Recorded data:
>>

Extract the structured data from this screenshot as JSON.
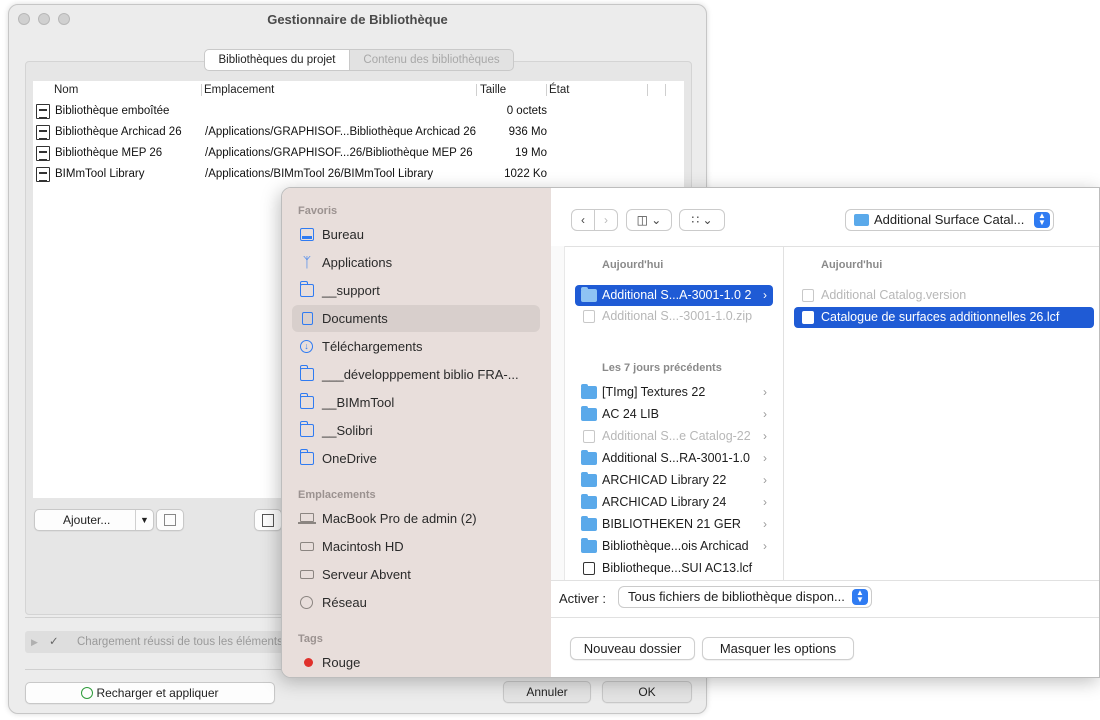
{
  "library_manager": {
    "title": "Gestionnaire de Bibliothèque",
    "tabs": [
      {
        "label": "Bibliothèques du projet",
        "active": true
      },
      {
        "label": "Contenu des bibliothèques",
        "active": false
      }
    ],
    "columns": [
      "Nom",
      "Emplacement",
      "Taille",
      "État"
    ],
    "rows": [
      {
        "name": "Bibliothèque emboîtée",
        "location": "",
        "size": "0 octets",
        "state": ""
      },
      {
        "name": "Bibliothèque Archicad 26",
        "location": "/Applications/GRAPHISOF...Bibliothèque Archicad 26",
        "size": "936 Mo",
        "state": ""
      },
      {
        "name": "Bibliothèque MEP 26",
        "location": "/Applications/GRAPHISOF...26/Bibliothèque MEP 26",
        "size": "19 Mo",
        "state": ""
      },
      {
        "name": "BIMmTool Library",
        "location": "/Applications/BIMmTool 26/BIMmTool Library",
        "size": "1022 Ko",
        "state": ""
      }
    ],
    "add_button": "Ajouter...",
    "status_text": "Chargement réussi de tous les éléments",
    "reload_button": "Recharger et appliquer",
    "cancel_button": "Annuler",
    "ok_button": "OK"
  },
  "dialog": {
    "sidebar": {
      "favorites_header": "Favoris",
      "favorites": [
        {
          "label": "Bureau",
          "icon": "desktop-icon"
        },
        {
          "label": "Applications",
          "icon": "applications-icon"
        },
        {
          "label": "__support",
          "icon": "folder-icon"
        },
        {
          "label": "Documents",
          "icon": "document-icon",
          "selected": true
        },
        {
          "label": "Téléchargements",
          "icon": "download-icon"
        },
        {
          "label": "___développpement biblio FRA-...",
          "icon": "folder-icon"
        },
        {
          "label": "__BIMmTool",
          "icon": "folder-icon"
        },
        {
          "label": "__Solibri",
          "icon": "folder-icon"
        },
        {
          "label": "OneDrive",
          "icon": "folder-icon"
        }
      ],
      "locations_header": "Emplacements",
      "locations": [
        {
          "label": "MacBook Pro de admin (2)",
          "icon": "laptop-icon"
        },
        {
          "label": "Macintosh HD",
          "icon": "drive-icon"
        },
        {
          "label": "Serveur Abvent",
          "icon": "server-icon"
        },
        {
          "label": "Réseau",
          "icon": "network-icon"
        }
      ],
      "tags_header": "Tags",
      "tags": [
        {
          "label": "Rouge",
          "color": "#e0312c"
        }
      ]
    },
    "toolbar": {
      "current_folder": "Additional Surface Catal..."
    },
    "column1": {
      "header_today": "Aujourd'hui",
      "today": [
        {
          "label": "Additional S...A-3001-1.0 2",
          "type": "folder",
          "selected": true
        },
        {
          "label": "Additional S...-3001-1.0.zip",
          "type": "zip",
          "dimmed": true
        }
      ],
      "header_week": "Les 7 jours précédents",
      "week": [
        {
          "label": "[TImg] Textures 22",
          "type": "folder"
        },
        {
          "label": "AC 24 LIB",
          "type": "folder"
        },
        {
          "label": "Additional S...e Catalog-22",
          "type": "doc",
          "dimmed": true
        },
        {
          "label": "Additional S...RA-3001-1.0",
          "type": "folder"
        },
        {
          "label": "ARCHICAD Library 22",
          "type": "folder"
        },
        {
          "label": "ARCHICAD Library 24",
          "type": "folder"
        },
        {
          "label": "BIBLIOTHEKEN 21 GER",
          "type": "folder"
        },
        {
          "label": "Bibliothèque...ois Archicad",
          "type": "folder"
        },
        {
          "label": "Bibliotheque...SUI AC13.lcf",
          "type": "lcf"
        }
      ]
    },
    "column2": {
      "header_today": "Aujourd'hui",
      "items": [
        {
          "label": "Additional Catalog.version",
          "type": "doc",
          "dimmed": true
        },
        {
          "label": "Catalogue de surfaces additionnelles 26.lcf",
          "type": "lcf",
          "selected": true
        }
      ]
    },
    "activate_label": "Activer :",
    "activate_value": "Tous fichiers de bibliothèque dispon...",
    "new_folder_button": "Nouveau dossier",
    "hide_options_button": "Masquer les options"
  }
}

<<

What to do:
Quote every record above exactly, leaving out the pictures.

Response to this exercise:
Extract the structured data from this screenshot as JSON.
{
  "library_manager": {
    "title": "Gestionnaire de Bibliothèque",
    "tabs": [
      {
        "label": "Bibliothèques du projet",
        "active": true
      },
      {
        "label": "Contenu des bibliothèques",
        "active": false
      }
    ],
    "columns": [
      "Nom",
      "Emplacement",
      "Taille",
      "État"
    ],
    "rows": [
      {
        "name": "Bibliothèque emboîtée",
        "location": "",
        "size": "0 octets",
        "state": ""
      },
      {
        "name": "Bibliothèque Archicad 26",
        "location": "/Applications/GRAPHISOF...Bibliothèque Archicad 26",
        "size": "936 Mo",
        "state": ""
      },
      {
        "name": "Bibliothèque MEP 26",
        "location": "/Applications/GRAPHISOF...26/Bibliothèque MEP 26",
        "size": "19 Mo",
        "state": ""
      },
      {
        "name": "BIMmTool Library",
        "location": "/Applications/BIMmTool 26/BIMmTool Library",
        "size": "1022 Ko",
        "state": ""
      }
    ],
    "add_button": "Ajouter...",
    "status_text": "Chargement réussi de tous les éléments",
    "reload_button": "Recharger et appliquer",
    "cancel_button": "Annuler",
    "ok_button": "OK"
  },
  "dialog": {
    "sidebar": {
      "favorites_header": "Favoris",
      "favorites": [
        {
          "label": "Bureau",
          "icon": "desktop-icon"
        },
        {
          "label": "Applications",
          "icon": "applications-icon"
        },
        {
          "label": "__support",
          "icon": "folder-icon"
        },
        {
          "label": "Documents",
          "icon": "document-icon",
          "selected": true
        },
        {
          "label": "Téléchargements",
          "icon": "download-icon"
        },
        {
          "label": "___développpement biblio FRA-...",
          "icon": "folder-icon"
        },
        {
          "label": "__BIMmTool",
          "icon": "folder-icon"
        },
        {
          "label": "__Solibri",
          "icon": "folder-icon"
        },
        {
          "label": "OneDrive",
          "icon": "folder-icon"
        }
      ],
      "locations_header": "Emplacements",
      "locations": [
        {
          "label": "MacBook Pro de admin (2)",
          "icon": "laptop-icon"
        },
        {
          "label": "Macintosh HD",
          "icon": "drive-icon"
        },
        {
          "label": "Serveur Abvent",
          "icon": "server-icon"
        },
        {
          "label": "Réseau",
          "icon": "network-icon"
        }
      ],
      "tags_header": "Tags",
      "tags": [
        {
          "label": "Rouge",
          "color": "#e0312c"
        }
      ]
    },
    "toolbar": {
      "current_folder": "Additional Surface Catal..."
    },
    "column1": {
      "header_today": "Aujourd'hui",
      "today": [
        {
          "label": "Additional S...A-3001-1.0 2",
          "type": "folder",
          "selected": true
        },
        {
          "label": "Additional S...-3001-1.0.zip",
          "type": "zip",
          "dimmed": true
        }
      ],
      "header_week": "Les 7 jours précédents",
      "week": [
        {
          "label": "[TImg] Textures 22",
          "type": "folder"
        },
        {
          "label": "AC 24 LIB",
          "type": "folder"
        },
        {
          "label": "Additional S...e Catalog-22",
          "type": "doc",
          "dimmed": true
        },
        {
          "label": "Additional S...RA-3001-1.0",
          "type": "folder"
        },
        {
          "label": "ARCHICAD Library 22",
          "type": "folder"
        },
        {
          "label": "ARCHICAD Library 24",
          "type": "folder"
        },
        {
          "label": "BIBLIOTHEKEN 21 GER",
          "type": "folder"
        },
        {
          "label": "Bibliothèque...ois Archicad",
          "type": "folder"
        },
        {
          "label": "Bibliotheque...SUI AC13.lcf",
          "type": "lcf"
        }
      ]
    },
    "column2": {
      "header_today": "Aujourd'hui",
      "items": [
        {
          "label": "Additional Catalog.version",
          "type": "doc",
          "dimmed": true
        },
        {
          "label": "Catalogue de surfaces additionnelles 26.lcf",
          "type": "lcf",
          "selected": true
        }
      ]
    },
    "activate_label": "Activer :",
    "activate_value": "Tous fichiers de bibliothèque dispon...",
    "new_folder_button": "Nouveau dossier",
    "hide_options_button": "Masquer les options"
  }
}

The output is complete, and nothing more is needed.